======== THE RECORDS

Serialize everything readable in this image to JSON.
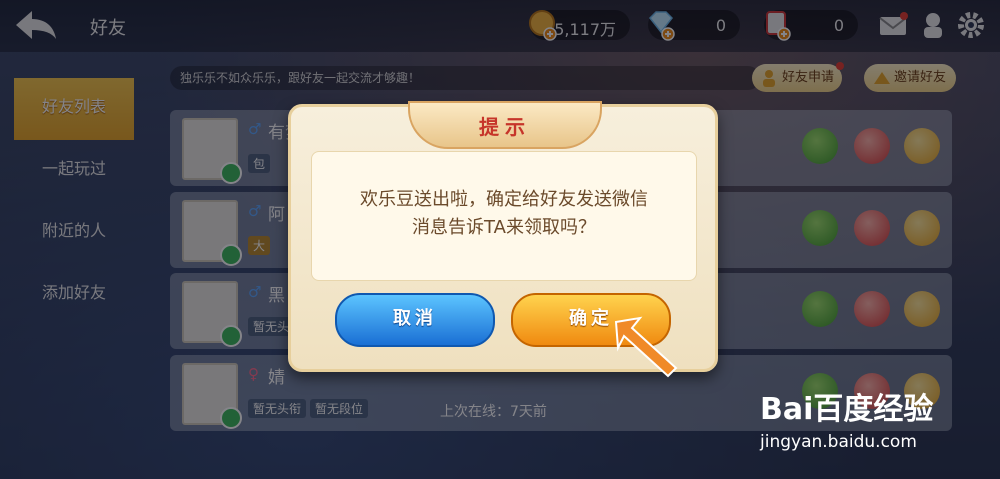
{
  "header": {
    "title": "好友",
    "gold": "5,117万",
    "diamond": "0",
    "ticket": "0"
  },
  "menu": [
    {
      "label": "好友列表"
    },
    {
      "label": "一起玩过"
    },
    {
      "label": "附近的人"
    },
    {
      "label": "添加好友"
    }
  ],
  "banner": "独乐乐不如众乐乐，跟好友一起交流才够趣！",
  "actions": {
    "requests": "好友申请",
    "invite": "邀请好友"
  },
  "friends": [
    {
      "gender": "♂",
      "name": "有梦",
      "tags": [
        "包"
      ],
      "last": ""
    },
    {
      "gender": "♂",
      "name": "阿",
      "tags": [
        "大"
      ],
      "last": ""
    },
    {
      "gender": "♂",
      "name": "黑",
      "tags": [
        "暂无头"
      ],
      "last": ""
    },
    {
      "gender": "♀",
      "name": "婧",
      "tags": [
        "暂无头衔",
        "暂无段位"
      ],
      "last": "上次在线：7天前"
    }
  ],
  "dialog": {
    "title": "提示",
    "line1": "欢乐豆送出啦，确定给好友发送微信",
    "line2": "消息告诉TA来领取吗？",
    "cancel": "取消",
    "confirm": "确定"
  },
  "watermark": {
    "logo": "Bai百度经验",
    "url": "jingyan.baidu.com"
  }
}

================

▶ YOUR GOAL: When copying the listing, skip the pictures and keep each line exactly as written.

▶ ANSWER BELOW:
Serialize everything readable in this image to JSON.
{
  "header": {
    "title": "好友",
    "gold": "5,117万",
    "diamond": "0",
    "ticket": "0"
  },
  "menu": [
    {
      "label": "好友列表"
    },
    {
      "label": "一起玩过"
    },
    {
      "label": "附近的人"
    },
    {
      "label": "添加好友"
    }
  ],
  "banner": "独乐乐不如众乐乐，跟好友一起交流才够趣！",
  "actions": {
    "requests": "好友申请",
    "invite": "邀请好友"
  },
  "friends": [
    {
      "gender": "♂",
      "name": "有梦",
      "tags": [
        "包"
      ],
      "last": ""
    },
    {
      "gender": "♂",
      "name": "阿",
      "tags": [
        "大"
      ],
      "last": ""
    },
    {
      "gender": "♂",
      "name": "黑",
      "tags": [
        "暂无头"
      ],
      "last": ""
    },
    {
      "gender": "♀",
      "name": "婧",
      "tags": [
        "暂无头衔",
        "暂无段位"
      ],
      "last": "上次在线：7天前"
    }
  ],
  "dialog": {
    "title": "提示",
    "line1": "欢乐豆送出啦，确定给好友发送微信",
    "line2": "消息告诉TA来领取吗？",
    "cancel": "取消",
    "confirm": "确定"
  },
  "watermark": {
    "logo": "Bai百度经验",
    "url": "jingyan.baidu.com"
  }
}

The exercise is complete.